Mammoth Lakes Repertory brings ‘Dial M for Murder’ to Edison Theatre for three-week run
Whodunit fans will have a thrilling murder mystery on their hands when the Mammoth Lakes Repertory Theatre debuts “Dial M for Murder” at Edison Theatre on March 31.
Written by Frederick Knott and directed by Shira Dubrovner, Dial M enjoyed a long run on Broadway before it was transformed into the infamous Hitchcock thriller released by Warner Brothers in 1954.
The cast of local residents begins with Clay Tyson as Tony Wendice, a retired professional tennis player with a jealous penchant for killing his wealthy wife, Margot Wendice. A newcomer to the stage, Tyson is a ski instructor on Mammoth Mountain and loves the theater. “He’s working so hard,” Dubrovner said.
Jessica Blum, last seen as Anne Frank, is blossoming in the role of Margot Wendice, according to Dubrovner.
“She captures that innocent, kind, sweet vulnerability of the role” that was inhabited by Grace Kelly in the 1954 movie.
Ted Carleton, whom audiences loved in “Cat on a Hot Tin Roof” and “I Hate Hamlet,” is back on stage as Max Halliday, Margot’s lover and the murderer’s nemesis. This role was deftly played in the movie by the late Robert Cummings.
“The reason I like doing these plays is because I think it’s important to get out of one’s comfort zone every once in awhile. And it’s fun,”’ Carleton said.
Grant Bentley (Inspector Hubbard) was last seen as Bob Cratchit in A Christmas Carol.
Scottie Marzonie is Captain Lesgate, the con artist Tony Wendice hires to kill his wife. A veteran of the annual murder mystery, this is Marzonie’s first play.
But there’s no such thing as a perfect murder, and this nailbiter makes director Shira Dubrovner happy as a fresh snowfall.
Dial M is Mammoth Lakes Repertory Theatre Artistic Director Shira Dubrovner’s most recent suspense thriller since she directed the highly reviewed Los Angeles run of Ira Levin’s Veronica’s Room in 2006.
“It’s always fun to thrill an audience,” said Dubrovner about directing Dial M. “The challenge is to help the audience predict what’s going to happen before the characters onstage know.
“ It’s not an easy play and I’m pushing the actors. In a musical we concentrate on the songs and movement. In this play we concentrate on the acting. It’s a wordy, well-written play.

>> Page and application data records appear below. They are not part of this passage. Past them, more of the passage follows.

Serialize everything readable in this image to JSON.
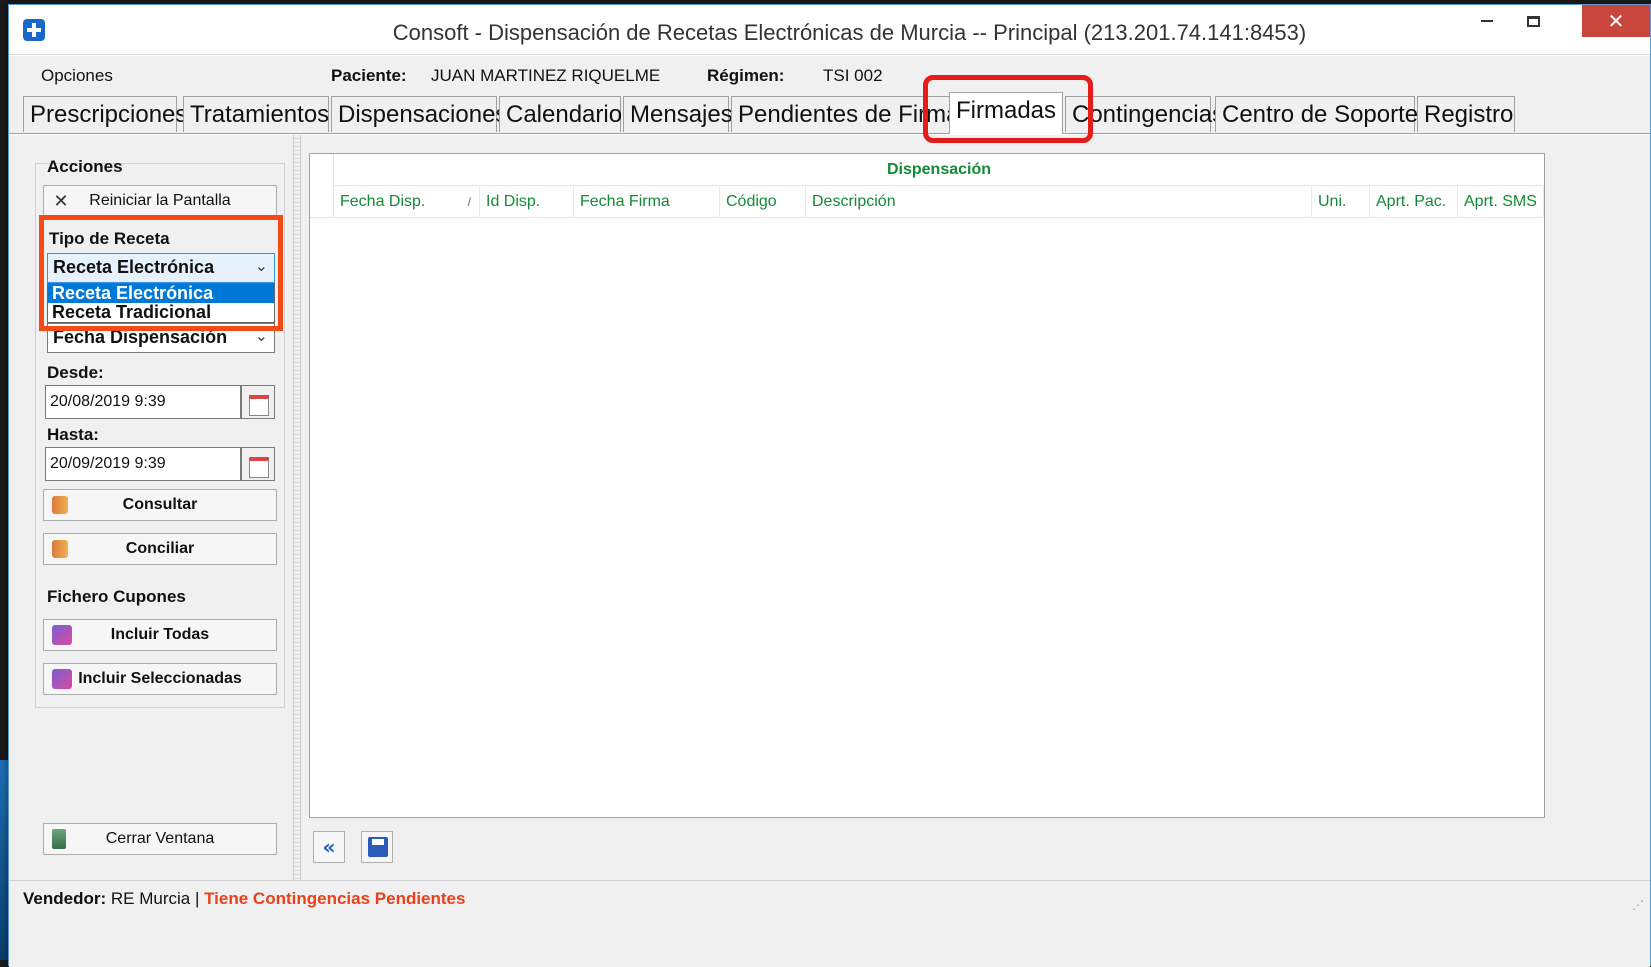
{
  "window": {
    "title": "Consoft - Dispensación de Recetas Electrónicas de Murcia  -- Principal (213.201.74.141:8453)",
    "close_glyph": "✕"
  },
  "info": {
    "menu": "Opciones",
    "patient_label": "Paciente:",
    "patient_value": "JUAN MARTINEZ RIQUELME",
    "regime_label": "Régimen:",
    "regime_value": "TSI 002"
  },
  "tabs": [
    {
      "label": "Prescripciones"
    },
    {
      "label": "Tratamientos"
    },
    {
      "label": "Dispensaciones"
    },
    {
      "label": "Calendario"
    },
    {
      "label": "Mensajes"
    },
    {
      "label": "Pendientes de Firma"
    },
    {
      "label": "Firmadas",
      "active": true
    },
    {
      "label": "Contingencias"
    },
    {
      "label": "Centro de Soporte"
    },
    {
      "label": "Registro"
    }
  ],
  "left": {
    "actions_label": "Acciones",
    "reset_button": "Reiniciar la Pantalla",
    "recipe_type_label": "Tipo de Receta",
    "recipe_type_selected": "Receta Electrónica",
    "recipe_type_options": [
      "Receta Electrónica",
      "Receta Tradicional"
    ],
    "date_field_selected": "Fecha Dispensación",
    "from_label": "Desde:",
    "from_value": "20/08/2019 9:39",
    "to_label": "Hasta:",
    "to_value": "20/09/2019 9:39",
    "query_button": "Consultar",
    "reconcile_button": "Conciliar",
    "coupons_label": "Fichero Cupones",
    "include_all_button": "Incluir Todas",
    "include_selected_button": "Incluir Seleccionadas",
    "close_button": "Cerrar Ventana"
  },
  "grid": {
    "band": "Dispensación",
    "columns": [
      "Fecha Disp.",
      "Id Disp.",
      "Fecha Firma",
      "Código",
      "Descripción",
      "Uni.",
      "Aprt. Pac.",
      "Aprt. SMS"
    ],
    "rows": []
  },
  "nav": {
    "back_glyph": "«"
  },
  "status": {
    "seller_label": "Vendedor:",
    "seller_value": "RE Murcia",
    "separator": "|",
    "warning": "Tiene Contingencias Pendientes"
  },
  "colors": {
    "accent_green": "#138a36",
    "highlight_red": "#e41c1c",
    "warning_orange": "#e8411c"
  }
}
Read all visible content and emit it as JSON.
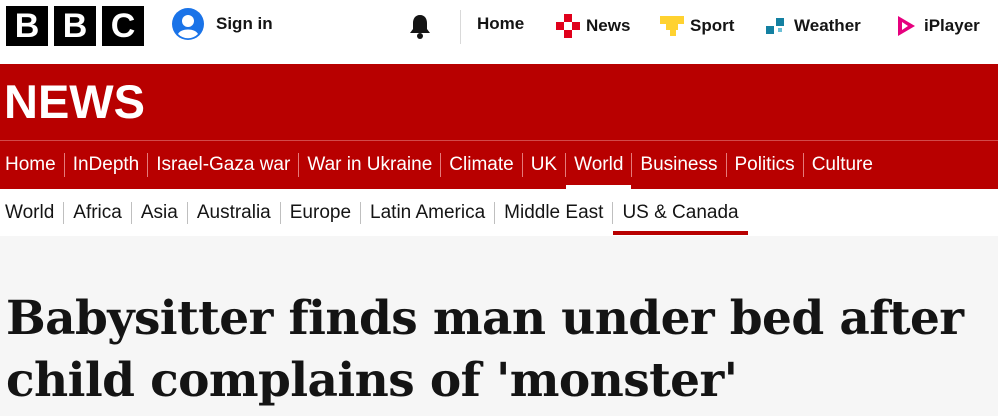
{
  "brand": {
    "letters": [
      "B",
      "B",
      "C"
    ]
  },
  "account": {
    "signin_label": "Sign in",
    "icon": "user-icon"
  },
  "notifications": {
    "icon": "bell-icon"
  },
  "top_nav": [
    {
      "label": "Home",
      "icon": ""
    },
    {
      "label": "News",
      "icon": "news-icon",
      "color": "#e0001b"
    },
    {
      "label": "Sport",
      "icon": "sport-icon",
      "color": "#ffd230"
    },
    {
      "label": "Weather",
      "icon": "weather-icon",
      "color": "#1380a1"
    },
    {
      "label": "iPlayer",
      "icon": "iplayer-icon",
      "color": "#e6007e"
    }
  ],
  "masthead": {
    "title": "NEWS",
    "color": "#b80000"
  },
  "primary_nav": [
    {
      "label": "Home"
    },
    {
      "label": "InDepth"
    },
    {
      "label": "Israel-Gaza war"
    },
    {
      "label": "War in Ukraine"
    },
    {
      "label": "Climate"
    },
    {
      "label": "UK"
    },
    {
      "label": "World",
      "active": true
    },
    {
      "label": "Business"
    },
    {
      "label": "Politics"
    },
    {
      "label": "Culture"
    }
  ],
  "secondary_nav": [
    {
      "label": "World"
    },
    {
      "label": "Africa"
    },
    {
      "label": "Asia"
    },
    {
      "label": "Australia"
    },
    {
      "label": "Europe"
    },
    {
      "label": "Latin America"
    },
    {
      "label": "Middle East"
    },
    {
      "label": "US & Canada",
      "active": true
    }
  ],
  "article": {
    "headline": "Babysitter finds man under bed after child complains of 'monster'"
  }
}
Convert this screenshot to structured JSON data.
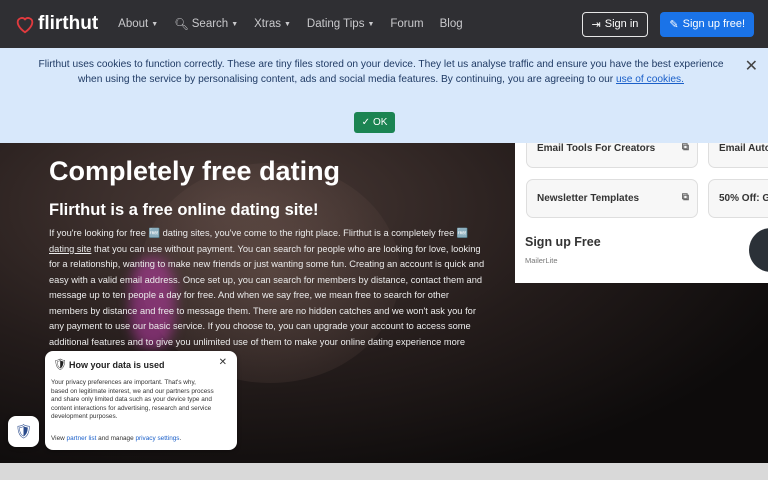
{
  "header": {
    "logo_text": "flirthut",
    "nav": [
      {
        "label": "About",
        "dropdown": true
      },
      {
        "label": "Search",
        "dropdown": true
      },
      {
        "label": "Xtras",
        "dropdown": true
      },
      {
        "label": "Dating Tips",
        "dropdown": true
      },
      {
        "label": "Forum",
        "dropdown": false
      },
      {
        "label": "Blog",
        "dropdown": false
      }
    ],
    "signin_label": "Sign in",
    "signup_label": "Sign up free!"
  },
  "cookie_banner": {
    "text": "Flirthut uses cookies to function correctly. These are tiny files stored on your device. They let us analyse traffic and ensure you have the best experience when using the service by personalising content, ads and social media features. By continuing, you are agreeing to our ",
    "link_text": "use of cookies.",
    "ok_label": "OK"
  },
  "hero": {
    "title": "Completely free dating",
    "subtitle": "Flirthut is a free online dating site!",
    "paragraph_start": "If you're looking for free 🆓 dating sites, you've come to the right place. Flirthut is a completely free 🆓 ",
    "paragraph_link": "dating site",
    "paragraph_rest": " that you can use without payment. You can search for people who are looking for love, looking for a relationship, wanting to make new friends or just wanting some fun. Creating an account is quick and easy with a valid email address. Once set up, you can search for members by distance, contact them and message up to ten people a day for free. And when we say free, we mean free to search for other members by distance and free to message them. There are no hidden catches and we won't ask you for any payment to use our basic service. If you choose to, you can upgrade your account to access some additional features and to give you unlimited use of them to make your online dating experience more exciting."
  },
  "ad": {
    "cards": [
      "Email Tools For Creators",
      "Email Auto",
      "Newsletter Templates",
      "50% Off: G"
    ],
    "title": "Sign up Free",
    "sponsor": "MailerLite"
  },
  "privacy": {
    "title": "How your data is used",
    "body": "Your privacy preferences are important. That's why, based on legitimate interest, we and our partners process and share only limited data such as your device type and content interactions for advertising, research and service development purposes.",
    "foot_view": "View ",
    "foot_link1": "partner list",
    "foot_mid": " and manage ",
    "foot_link2": "privacy settings",
    "foot_end": "."
  },
  "colors": {
    "navbar": "#2f2f33",
    "brand_red": "#e03a3e",
    "primary": "#1a73e8",
    "ok_green": "#1b8452",
    "cookie_bg": "#d8e8fb"
  }
}
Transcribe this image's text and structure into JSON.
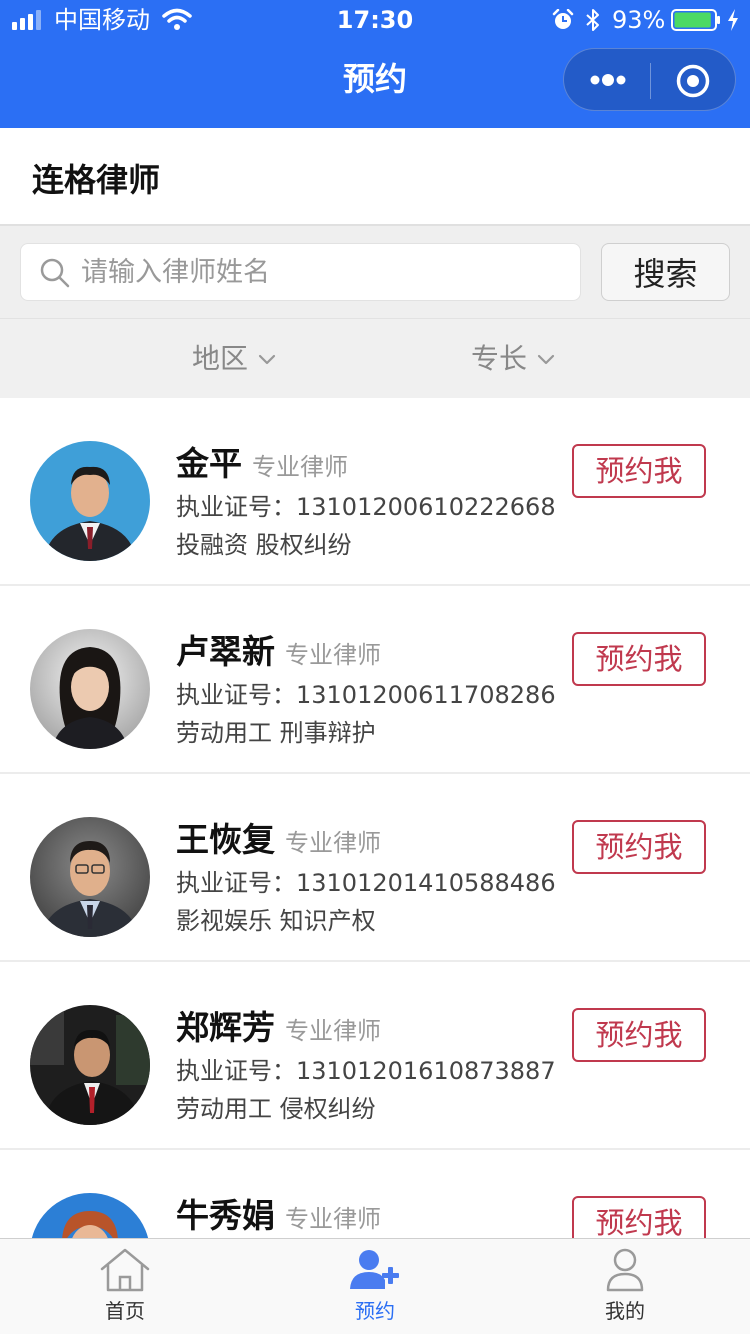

“I love thrillers and mysteries,” Dubrovner said. “It’s fun to excite the audience. Part of the challenge is in the audience starting to see things before the characters do. It’s a heavy drama to sink one’s teeth into.”